  4. Sadly I have no way to try verapamil this year to see if it affects my NT daughters "brain allergy". But I have a strong feeling that Agnieszkas request for reports on verapamil use in autism might be of concern to a bigger group of people than those affected with classic autism.

    All those extra suicides during pollen highs could eventually be prevented with the same method...

    What I did now was to stop medicine completely and replaced it with quercetin (4*200 mg a day). Might be too early to report effects, but I have had a very much happier daughter today who is more like herself.

    1. Ling, you are correct about the link, as this Danish Study demonstrates.

      Suicide risk in relation to air pollen counts: a study based on data from Danish registers

      The good thing is that there are very many allergy therapies.

      Quercetin is a natural substance that really does have an effect. In some people, like me, it has side effects after a while. It gave me tendonitis in one ankle, which went away after I stopped taking it.

    2. I don't know about levo cetrizine but cetrizine gave crying episodes in my grandson. Last month he had severe viral diarrhea which lasted for two weeks. Along with regression he developed itching.

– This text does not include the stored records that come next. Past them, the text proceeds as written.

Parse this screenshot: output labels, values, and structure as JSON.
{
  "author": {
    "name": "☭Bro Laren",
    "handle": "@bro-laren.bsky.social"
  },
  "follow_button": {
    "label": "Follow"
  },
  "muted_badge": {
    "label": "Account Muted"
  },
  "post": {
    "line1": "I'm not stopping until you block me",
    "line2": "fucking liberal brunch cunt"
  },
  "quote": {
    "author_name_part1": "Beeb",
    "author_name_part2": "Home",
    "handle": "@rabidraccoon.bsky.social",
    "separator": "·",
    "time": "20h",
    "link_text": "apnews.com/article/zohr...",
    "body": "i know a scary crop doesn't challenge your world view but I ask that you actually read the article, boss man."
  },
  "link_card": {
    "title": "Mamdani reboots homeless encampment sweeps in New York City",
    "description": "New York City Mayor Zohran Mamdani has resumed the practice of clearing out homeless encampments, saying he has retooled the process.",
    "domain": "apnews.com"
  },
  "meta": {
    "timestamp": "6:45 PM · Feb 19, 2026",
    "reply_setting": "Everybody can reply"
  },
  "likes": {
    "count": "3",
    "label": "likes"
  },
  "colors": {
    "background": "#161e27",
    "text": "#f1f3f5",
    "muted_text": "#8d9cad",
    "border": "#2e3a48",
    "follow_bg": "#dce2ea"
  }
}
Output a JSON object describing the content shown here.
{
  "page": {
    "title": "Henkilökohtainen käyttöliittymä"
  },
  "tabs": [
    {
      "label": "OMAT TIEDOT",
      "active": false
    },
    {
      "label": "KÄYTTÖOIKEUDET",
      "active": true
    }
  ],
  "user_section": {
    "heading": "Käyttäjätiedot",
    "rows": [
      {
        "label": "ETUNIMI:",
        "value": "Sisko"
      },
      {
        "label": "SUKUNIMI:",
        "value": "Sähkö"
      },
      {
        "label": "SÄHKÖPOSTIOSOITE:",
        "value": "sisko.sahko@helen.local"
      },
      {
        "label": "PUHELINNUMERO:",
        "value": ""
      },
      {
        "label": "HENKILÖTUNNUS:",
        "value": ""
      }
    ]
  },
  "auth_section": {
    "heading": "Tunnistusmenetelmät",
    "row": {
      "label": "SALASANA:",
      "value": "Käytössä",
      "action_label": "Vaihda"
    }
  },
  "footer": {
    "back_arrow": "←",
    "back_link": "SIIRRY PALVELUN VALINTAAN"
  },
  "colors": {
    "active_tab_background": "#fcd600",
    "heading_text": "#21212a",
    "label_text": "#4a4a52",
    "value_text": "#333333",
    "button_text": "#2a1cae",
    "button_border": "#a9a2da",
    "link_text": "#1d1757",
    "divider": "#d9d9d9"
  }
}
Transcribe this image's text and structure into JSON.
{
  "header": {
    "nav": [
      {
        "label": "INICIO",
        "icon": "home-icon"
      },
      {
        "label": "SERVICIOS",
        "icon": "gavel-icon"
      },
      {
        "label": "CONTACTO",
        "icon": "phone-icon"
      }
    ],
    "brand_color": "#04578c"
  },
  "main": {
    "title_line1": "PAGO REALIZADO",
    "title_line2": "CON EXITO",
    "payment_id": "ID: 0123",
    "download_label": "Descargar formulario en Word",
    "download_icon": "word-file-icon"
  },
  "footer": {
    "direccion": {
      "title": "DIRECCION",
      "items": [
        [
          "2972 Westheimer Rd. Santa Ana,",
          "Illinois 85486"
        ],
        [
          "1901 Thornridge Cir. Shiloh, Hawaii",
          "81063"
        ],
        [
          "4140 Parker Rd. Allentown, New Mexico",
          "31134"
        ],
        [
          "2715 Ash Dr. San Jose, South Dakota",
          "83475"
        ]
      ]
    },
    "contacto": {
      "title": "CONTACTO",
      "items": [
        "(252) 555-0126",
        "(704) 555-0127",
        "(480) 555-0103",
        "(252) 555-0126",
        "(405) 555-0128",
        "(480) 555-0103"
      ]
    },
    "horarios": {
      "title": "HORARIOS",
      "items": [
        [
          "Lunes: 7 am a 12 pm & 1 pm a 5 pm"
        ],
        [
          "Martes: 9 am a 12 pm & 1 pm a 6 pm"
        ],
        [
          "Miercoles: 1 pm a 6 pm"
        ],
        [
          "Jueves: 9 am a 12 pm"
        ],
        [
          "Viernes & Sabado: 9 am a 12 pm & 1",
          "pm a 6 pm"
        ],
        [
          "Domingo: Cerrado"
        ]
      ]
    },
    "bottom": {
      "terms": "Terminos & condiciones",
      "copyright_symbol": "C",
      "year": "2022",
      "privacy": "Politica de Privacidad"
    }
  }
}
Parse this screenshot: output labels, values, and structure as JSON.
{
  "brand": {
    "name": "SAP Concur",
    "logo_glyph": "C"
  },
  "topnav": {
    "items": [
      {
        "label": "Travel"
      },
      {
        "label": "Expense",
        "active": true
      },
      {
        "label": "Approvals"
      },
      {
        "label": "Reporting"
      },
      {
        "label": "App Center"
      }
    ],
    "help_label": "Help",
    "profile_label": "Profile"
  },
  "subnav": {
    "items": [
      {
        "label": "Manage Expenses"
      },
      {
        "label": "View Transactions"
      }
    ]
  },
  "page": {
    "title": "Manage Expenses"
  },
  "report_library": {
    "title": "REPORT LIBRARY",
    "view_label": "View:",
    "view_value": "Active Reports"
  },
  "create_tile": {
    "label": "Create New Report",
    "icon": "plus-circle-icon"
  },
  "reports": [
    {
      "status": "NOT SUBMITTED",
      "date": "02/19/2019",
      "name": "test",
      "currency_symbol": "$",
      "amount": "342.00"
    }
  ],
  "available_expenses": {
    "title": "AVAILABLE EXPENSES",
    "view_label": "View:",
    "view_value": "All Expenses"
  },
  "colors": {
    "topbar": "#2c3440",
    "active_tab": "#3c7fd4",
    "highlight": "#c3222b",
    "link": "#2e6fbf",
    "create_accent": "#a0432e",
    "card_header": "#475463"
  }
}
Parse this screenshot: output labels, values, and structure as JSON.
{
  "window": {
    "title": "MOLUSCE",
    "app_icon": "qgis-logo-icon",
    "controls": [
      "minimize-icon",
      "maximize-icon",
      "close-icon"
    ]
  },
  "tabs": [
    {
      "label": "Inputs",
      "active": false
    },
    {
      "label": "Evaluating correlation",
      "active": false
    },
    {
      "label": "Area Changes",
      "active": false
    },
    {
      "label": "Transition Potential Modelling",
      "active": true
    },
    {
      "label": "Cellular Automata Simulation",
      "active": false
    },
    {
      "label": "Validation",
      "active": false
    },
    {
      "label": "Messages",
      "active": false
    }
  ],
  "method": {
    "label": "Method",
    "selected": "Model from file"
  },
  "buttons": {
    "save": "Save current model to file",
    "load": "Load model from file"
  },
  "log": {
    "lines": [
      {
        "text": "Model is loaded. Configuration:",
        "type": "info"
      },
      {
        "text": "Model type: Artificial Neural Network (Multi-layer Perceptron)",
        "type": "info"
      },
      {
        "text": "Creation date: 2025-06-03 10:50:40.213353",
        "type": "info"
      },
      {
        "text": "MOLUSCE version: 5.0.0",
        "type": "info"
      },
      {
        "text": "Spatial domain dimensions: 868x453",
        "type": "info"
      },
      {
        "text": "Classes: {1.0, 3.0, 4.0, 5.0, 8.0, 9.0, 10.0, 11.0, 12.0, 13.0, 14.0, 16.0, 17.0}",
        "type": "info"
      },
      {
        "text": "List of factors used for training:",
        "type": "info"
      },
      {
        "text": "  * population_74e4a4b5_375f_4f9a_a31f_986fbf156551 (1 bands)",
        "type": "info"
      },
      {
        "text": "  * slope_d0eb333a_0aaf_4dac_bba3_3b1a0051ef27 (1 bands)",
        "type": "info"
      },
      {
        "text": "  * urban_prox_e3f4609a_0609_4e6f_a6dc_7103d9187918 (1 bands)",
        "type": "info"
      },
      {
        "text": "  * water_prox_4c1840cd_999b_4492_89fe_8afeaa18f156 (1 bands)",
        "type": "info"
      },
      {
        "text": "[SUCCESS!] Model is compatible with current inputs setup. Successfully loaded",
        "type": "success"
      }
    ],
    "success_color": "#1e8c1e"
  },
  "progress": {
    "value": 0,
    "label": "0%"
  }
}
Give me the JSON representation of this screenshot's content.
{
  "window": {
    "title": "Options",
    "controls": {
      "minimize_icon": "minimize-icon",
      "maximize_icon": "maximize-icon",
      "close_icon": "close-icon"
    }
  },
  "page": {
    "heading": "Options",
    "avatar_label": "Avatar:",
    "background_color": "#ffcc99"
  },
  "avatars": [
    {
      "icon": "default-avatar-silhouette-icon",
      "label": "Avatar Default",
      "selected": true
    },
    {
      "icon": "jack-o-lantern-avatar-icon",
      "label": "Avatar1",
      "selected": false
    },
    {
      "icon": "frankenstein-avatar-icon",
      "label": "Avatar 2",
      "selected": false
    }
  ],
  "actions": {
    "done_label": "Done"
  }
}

Allegra helped but not much. We tried cetrizine and itching was better but he will cry uncontrollably for even an hour. We stopped cetrizine and crying was gone.

    3. Just to add some information on the case:

      The "brain allergy" reaction was not a side effect of Aerius - it did not stop when we removed Aerius. Looking at a case list on suspected adverse effects of this type for Aerius I actually found that some of the cases had ASD...

      As pollen time is over here all the reactions listed above are greatly minimized or gone.
      Quercetin helped a lot, but not 100% so I'll have to find alternatives until next year. Seeing an immunologist soon, are there any other substances than verapamil that I should read up on?


    4. Ling, the other drugs are cromolyn sodium, azelastine, rupatadine.

      Supplements include histidine, Biogaia Protectis and even high bioavailable forms of curcumin.

    5. Thanks Peter for that quick tip! :)



Post a comment